### PROBLEM:
Reproduce the entries in full. Exclude all images from the copy.

=-=-=

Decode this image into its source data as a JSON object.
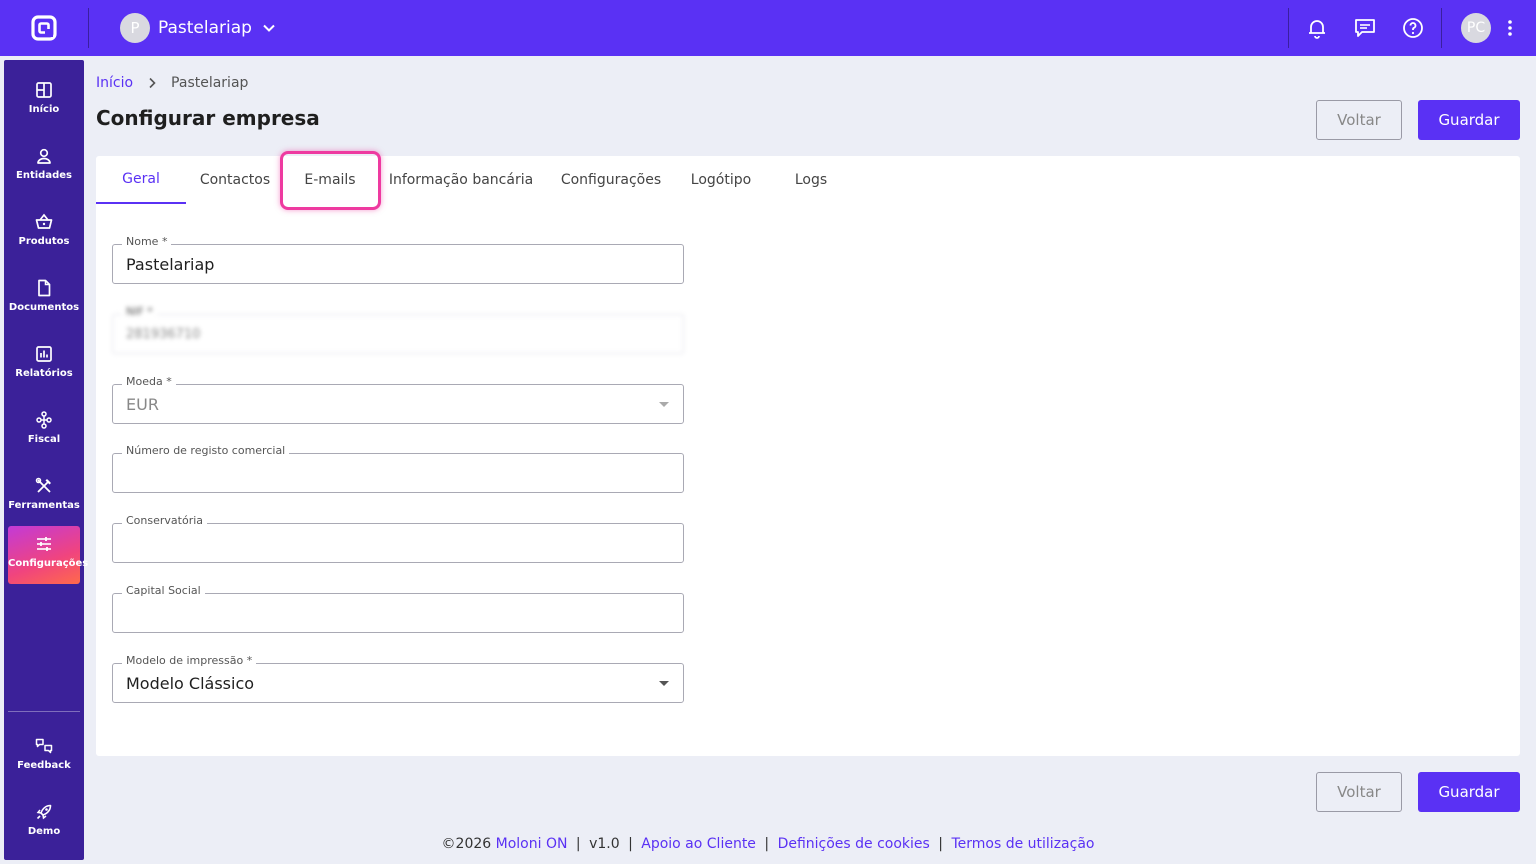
{
  "topbar": {
    "company_initial": "P",
    "company_name": "Pastelariap",
    "user_initials": "PC",
    "bg_color": "#5a31f4"
  },
  "sidebar": {
    "items": [
      {
        "label": "Início",
        "icon": "grid-icon"
      },
      {
        "label": "Entidades",
        "icon": "person-icon"
      },
      {
        "label": "Produtos",
        "icon": "basket-icon"
      },
      {
        "label": "Documentos",
        "icon": "document-icon"
      },
      {
        "label": "Relatórios",
        "icon": "chart-icon"
      },
      {
        "label": "Fiscal",
        "icon": "hierarchy-icon"
      },
      {
        "label": "Ferramentas",
        "icon": "tools-icon"
      },
      {
        "label": "Configurações",
        "icon": "sliders-icon",
        "active": true
      }
    ],
    "bottom_items": [
      {
        "label": "Feedback",
        "icon": "feedback-icon"
      },
      {
        "label": "Demo",
        "icon": "rocket-icon"
      }
    ]
  },
  "breadcrumb": {
    "home": "Início",
    "current": "Pastelariap"
  },
  "page": {
    "title": "Configurar empresa",
    "back_label": "Voltar",
    "save_label": "Guardar"
  },
  "tabs": [
    {
      "label": "Geral",
      "active": true
    },
    {
      "label": "Contactos"
    },
    {
      "label": "E-mails",
      "highlighted": true
    },
    {
      "label": "Informação bancária"
    },
    {
      "label": "Configurações"
    },
    {
      "label": "Logótipo"
    },
    {
      "label": "Logs"
    }
  ],
  "form": {
    "nome": {
      "label": "Nome *",
      "value": "Pastelariap"
    },
    "nif": {
      "label": "NIF *",
      "value": "281936710"
    },
    "moeda": {
      "label": "Moeda *",
      "value": "EUR"
    },
    "registo": {
      "label": "Número de registo comercial",
      "value": ""
    },
    "conservatoria": {
      "label": "Conservatória",
      "value": ""
    },
    "capital": {
      "label": "Capital Social",
      "value": ""
    },
    "modelo": {
      "label": "Modelo de impressão *",
      "value": "Modelo Clássico"
    }
  },
  "footer": {
    "copyright": "©2026",
    "brand": "Moloni ON",
    "version": "v1.0",
    "support": "Apoio ao Cliente",
    "cookies": "Definições de cookies",
    "terms": "Termos de utilização"
  },
  "colors": {
    "accent": "#5a31f4",
    "sidebar": "#3b2199",
    "highlight": "#ee3aa0",
    "background": "#eceef6"
  }
}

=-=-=

### TASK RESULT:
Decode this image into its source data as a JSON object.
{
  "topbar": {
    "company_initial": "P",
    "company_name": "Pastelariap",
    "user_initials": "PC",
    "bg_color": "#5a31f4"
  },
  "sidebar": {
    "items": [
      {
        "label": "Início",
        "icon": "grid-icon"
      },
      {
        "label": "Entidades",
        "icon": "person-icon"
      },
      {
        "label": "Produtos",
        "icon": "basket-icon"
      },
      {
        "label": "Documentos",
        "icon": "document-icon"
      },
      {
        "label": "Relatórios",
        "icon": "chart-icon"
      },
      {
        "label": "Fiscal",
        "icon": "hierarchy-icon"
      },
      {
        "label": "Ferramentas",
        "icon": "tools-icon"
      },
      {
        "label": "Configurações",
        "icon": "sliders-icon",
        "active": true
      }
    ],
    "bottom_items": [
      {
        "label": "Feedback",
        "icon": "feedback-icon"
      },
      {
        "label": "Demo",
        "icon": "rocket-icon"
      }
    ]
  },
  "breadcrumb": {
    "home": "Início",
    "current": "Pastelariap"
  },
  "page": {
    "title": "Configurar empresa",
    "back_label": "Voltar",
    "save_label": "Guardar"
  },
  "tabs": [
    {
      "label": "Geral",
      "active": true
    },
    {
      "label": "Contactos"
    },
    {
      "label": "E-mails",
      "highlighted": true
    },
    {
      "label": "Informação bancária"
    },
    {
      "label": "Configurações"
    },
    {
      "label": "Logótipo"
    },
    {
      "label": "Logs"
    }
  ],
  "form": {
    "nome": {
      "label": "Nome *",
      "value": "Pastelariap"
    },
    "nif": {
      "label": "NIF *",
      "value": "281936710"
    },
    "moeda": {
      "label": "Moeda *",
      "value": "EUR"
    },
    "registo": {
      "label": "Número de registo comercial",
      "value": ""
    },
    "conservatoria": {
      "label": "Conservatória",
      "value": ""
    },
    "capital": {
      "label": "Capital Social",
      "value": ""
    },
    "modelo": {
      "label": "Modelo de impressão *",
      "value": "Modelo Clássico"
    }
  },
  "footer": {
    "copyright": "©2026",
    "brand": "Moloni ON",
    "version": "v1.0",
    "support": "Apoio ao Cliente",
    "cookies": "Definições de cookies",
    "terms": "Termos de utilização"
  },
  "colors": {
    "accent": "#5a31f4",
    "sidebar": "#3b2199",
    "highlight": "#ee3aa0",
    "background": "#eceef6"
  }
}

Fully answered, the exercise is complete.